Making up for these losses, news publishers went full throttle on subscription revenue models. They lifted paywalls from pandemic-based news leading to a halo effect on readers deciding to pony up for paid content.
Fortunately, for publishers whose primary business isn’t news, a positive shift started waving through the marketplace when programmatic ad spend, especially in the open marketplace, finally began rebounding in May.
“It seems like death by a thousand cuts for programmatic,” noted one publisher, “but as long as it’s good for the company, it’s fine. It seems like the future of programmatic is going to recover, but it’s not going to recover as much as we need it to, to keep it as a core.”
Now with direct deals on pause and guaranteed deals budgets moving much slower than usual, everything remains uncertain for most of the publishers who participated in the Think Tank. But still, as some publishers pointed out, recovery is going to be very industry-specific and situational.
“The first few months of the pandemic really sucked,” exclaimed one publisher. “Direct campaigns got put on hold, but now there’s definitely a rebound in programmatic. And we’re starting to see the direct campaigns that were deferred combing back. Overall, I’m pretty hopeful. I think the ad market is just looking for a reason to explode.”
Sales Teams Focus on the Big Buy
The nature of sales is greatly changing too.
A number of sales teams are focused primarily on incremental custom buys. And customization has increasingly become a factor in winning over guaranteed spend. It’s just that publishers don’t see bookings coming in as quickly nor as early as they did pre-pandemic.
Of course, it means much more work for ad ops—from running forecasts to invoicing and campaign creation and even the amount of work involved in interfacing with clients. Let’s not forget to include the intricacies related to reporting and billing.

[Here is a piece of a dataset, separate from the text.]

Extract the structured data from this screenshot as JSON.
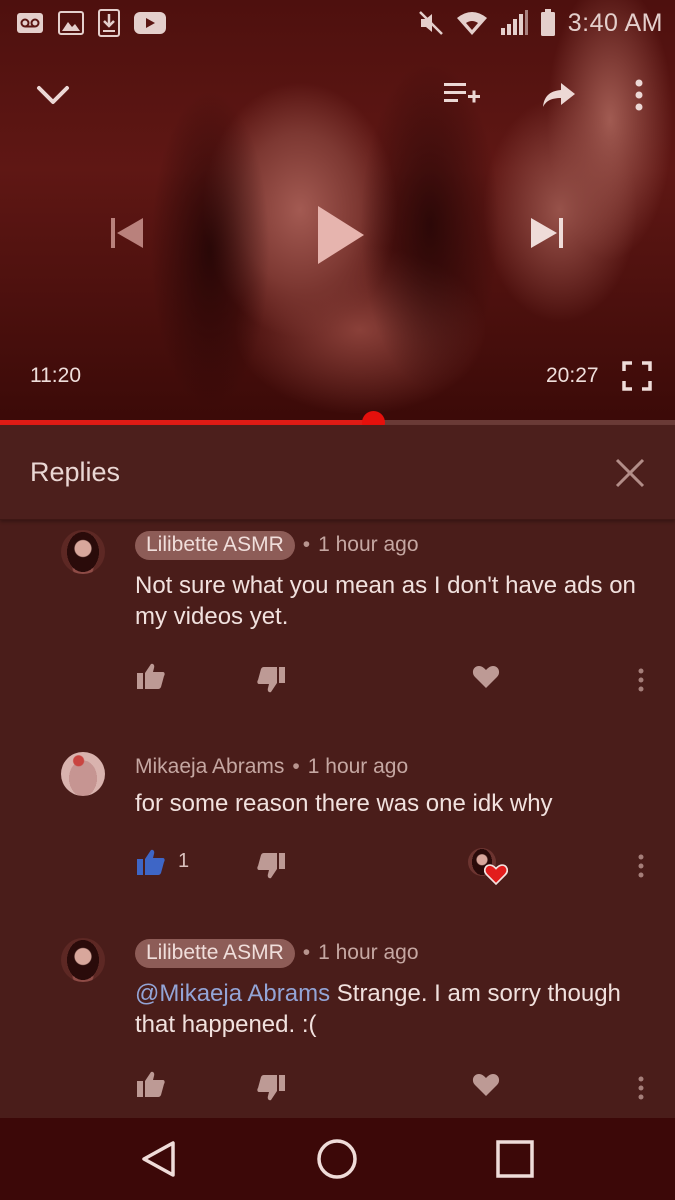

Other publishers are reporting that their sales teams are shifting their attention chiefly toward big-budget deals. With sales tied up with big deals, it’s leaving an open door to utilizing automation and self-service tools to capture smaller budgets and SMB spend.
“Our sales team is specifically tasked with only going after larger buys, they don’t want to involve sales or planning in anything under $150K,” another publisher told us. “So we’re looking for a way to capture the occasional smaller buy. There’s a lot of programmatic options for that, but not everybody’s going to have a DSP.”
Self-service to the Rescue
With sales teams banking on landing bigger fish, self-service technology is suddenly becoming a primary tool for those publishers seeking to mitigate losses by grabbing up as much spend as they can from smaller budgets.
Self-service tools are like the Swiss Army Knife of ad tech. They offer smaller media buyers an opportunity to buy a more simplified package that doesn’t involve a lot of customizations or audience targeting.
Pubs can provide buyers with low-friction media buying, data targeting and ad-creation tools, empowering buyers with greater campaign control and transparency, often through real-time tracking enabling them to optimize on the fly.
It’s a win-win. Advertisers get to make buys at their own discretion and publishers garner incremental revenue without having to do as much work.
“It’s actually cost-inefficient to have a salesperson go through the traditional contract process with transactional or low-spend advertisers,” remarked one publisher, “so technologies like RPA (Robotic Process Automation) and self-service are very appealing not only for capturing incremental revenue but also providing workflow efficiency.”
For instance, one publisher found that when they implemented a self-service tool, 95% of the back-and-forth involved in the client process was immediately eliminated, freeing up ad ops’ time to optimize campaigns instead of manually entering in info.
Even though the road ahead still appears murky, pubs who’ve decided to employ self-service tech are gradually realizing the cost-saving benefit that could catapult them out of the economic abyss toward the bright lights of recovery.